- Task input -
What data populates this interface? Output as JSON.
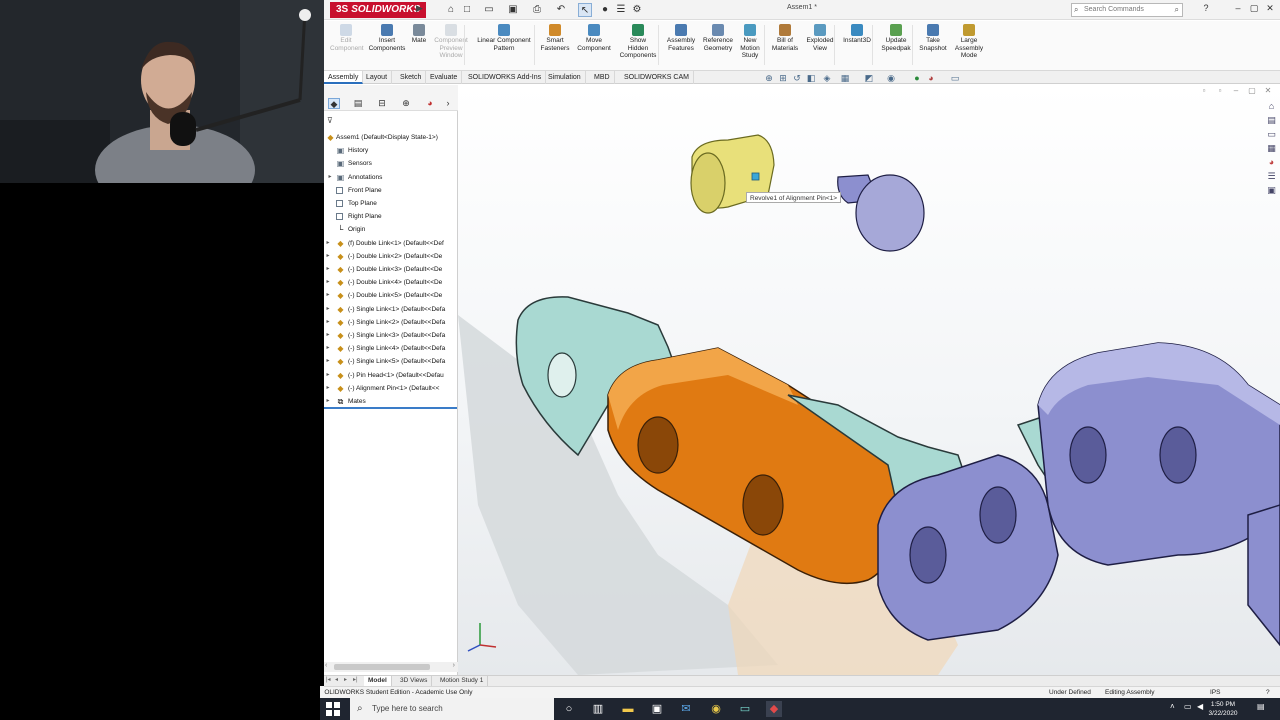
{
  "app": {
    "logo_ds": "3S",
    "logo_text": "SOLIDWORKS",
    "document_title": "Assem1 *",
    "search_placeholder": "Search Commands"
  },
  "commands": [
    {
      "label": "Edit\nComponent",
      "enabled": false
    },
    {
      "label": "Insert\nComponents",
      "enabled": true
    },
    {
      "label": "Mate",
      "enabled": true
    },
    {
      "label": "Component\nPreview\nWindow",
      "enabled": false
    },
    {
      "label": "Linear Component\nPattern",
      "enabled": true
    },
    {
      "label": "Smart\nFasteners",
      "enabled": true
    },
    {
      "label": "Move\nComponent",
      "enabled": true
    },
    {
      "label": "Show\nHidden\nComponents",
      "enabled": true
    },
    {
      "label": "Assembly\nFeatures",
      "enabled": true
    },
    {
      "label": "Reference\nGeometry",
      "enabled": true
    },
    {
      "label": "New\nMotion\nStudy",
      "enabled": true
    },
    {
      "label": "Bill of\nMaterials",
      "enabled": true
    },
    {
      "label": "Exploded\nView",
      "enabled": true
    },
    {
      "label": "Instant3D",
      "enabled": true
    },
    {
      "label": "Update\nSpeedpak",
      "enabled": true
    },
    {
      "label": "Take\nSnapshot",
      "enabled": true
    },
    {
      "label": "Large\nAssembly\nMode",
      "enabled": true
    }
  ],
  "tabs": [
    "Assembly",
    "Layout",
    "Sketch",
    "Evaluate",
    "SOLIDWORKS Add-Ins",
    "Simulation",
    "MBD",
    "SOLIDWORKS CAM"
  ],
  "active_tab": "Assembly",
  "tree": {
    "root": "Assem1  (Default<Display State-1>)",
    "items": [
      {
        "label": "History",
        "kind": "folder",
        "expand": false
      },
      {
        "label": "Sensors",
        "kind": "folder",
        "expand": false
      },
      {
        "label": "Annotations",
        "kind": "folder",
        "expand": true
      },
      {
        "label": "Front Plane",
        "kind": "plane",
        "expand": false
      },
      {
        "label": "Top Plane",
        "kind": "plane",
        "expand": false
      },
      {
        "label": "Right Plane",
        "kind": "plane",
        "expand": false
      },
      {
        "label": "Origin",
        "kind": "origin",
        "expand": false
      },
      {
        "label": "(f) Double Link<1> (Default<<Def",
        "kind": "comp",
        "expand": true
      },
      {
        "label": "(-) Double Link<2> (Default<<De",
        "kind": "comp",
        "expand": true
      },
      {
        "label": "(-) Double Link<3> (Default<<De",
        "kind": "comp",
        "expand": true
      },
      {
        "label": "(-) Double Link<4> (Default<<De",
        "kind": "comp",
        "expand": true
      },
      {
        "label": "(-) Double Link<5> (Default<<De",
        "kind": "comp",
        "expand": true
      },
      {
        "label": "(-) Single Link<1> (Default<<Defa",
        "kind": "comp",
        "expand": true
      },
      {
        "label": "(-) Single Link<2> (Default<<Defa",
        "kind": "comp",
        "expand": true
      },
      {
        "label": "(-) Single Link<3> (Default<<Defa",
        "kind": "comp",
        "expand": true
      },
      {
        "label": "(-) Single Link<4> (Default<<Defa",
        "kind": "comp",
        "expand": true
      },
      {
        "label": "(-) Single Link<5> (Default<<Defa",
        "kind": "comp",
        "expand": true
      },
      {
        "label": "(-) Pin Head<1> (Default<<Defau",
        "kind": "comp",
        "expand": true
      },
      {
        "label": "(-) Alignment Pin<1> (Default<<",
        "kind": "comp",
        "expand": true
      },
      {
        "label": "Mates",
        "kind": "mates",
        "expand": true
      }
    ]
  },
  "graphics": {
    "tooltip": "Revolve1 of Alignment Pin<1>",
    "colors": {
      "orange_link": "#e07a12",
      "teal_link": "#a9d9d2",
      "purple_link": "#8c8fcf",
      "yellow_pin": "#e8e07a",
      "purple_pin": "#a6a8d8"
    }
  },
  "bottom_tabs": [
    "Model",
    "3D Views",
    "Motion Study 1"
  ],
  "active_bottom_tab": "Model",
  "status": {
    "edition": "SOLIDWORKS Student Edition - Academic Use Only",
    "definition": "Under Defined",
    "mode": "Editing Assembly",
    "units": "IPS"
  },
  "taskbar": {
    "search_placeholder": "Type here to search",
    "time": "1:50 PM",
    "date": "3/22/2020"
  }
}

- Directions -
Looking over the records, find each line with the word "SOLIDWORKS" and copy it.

- Exercise result -
    "logo_text": "SOLIDWORKS",
    "SOLIDWORKS Add-Ins",
    "SOLIDWORKS CAM"
    "edition": "SOLIDWORKS Student Edition - Academic Use Only",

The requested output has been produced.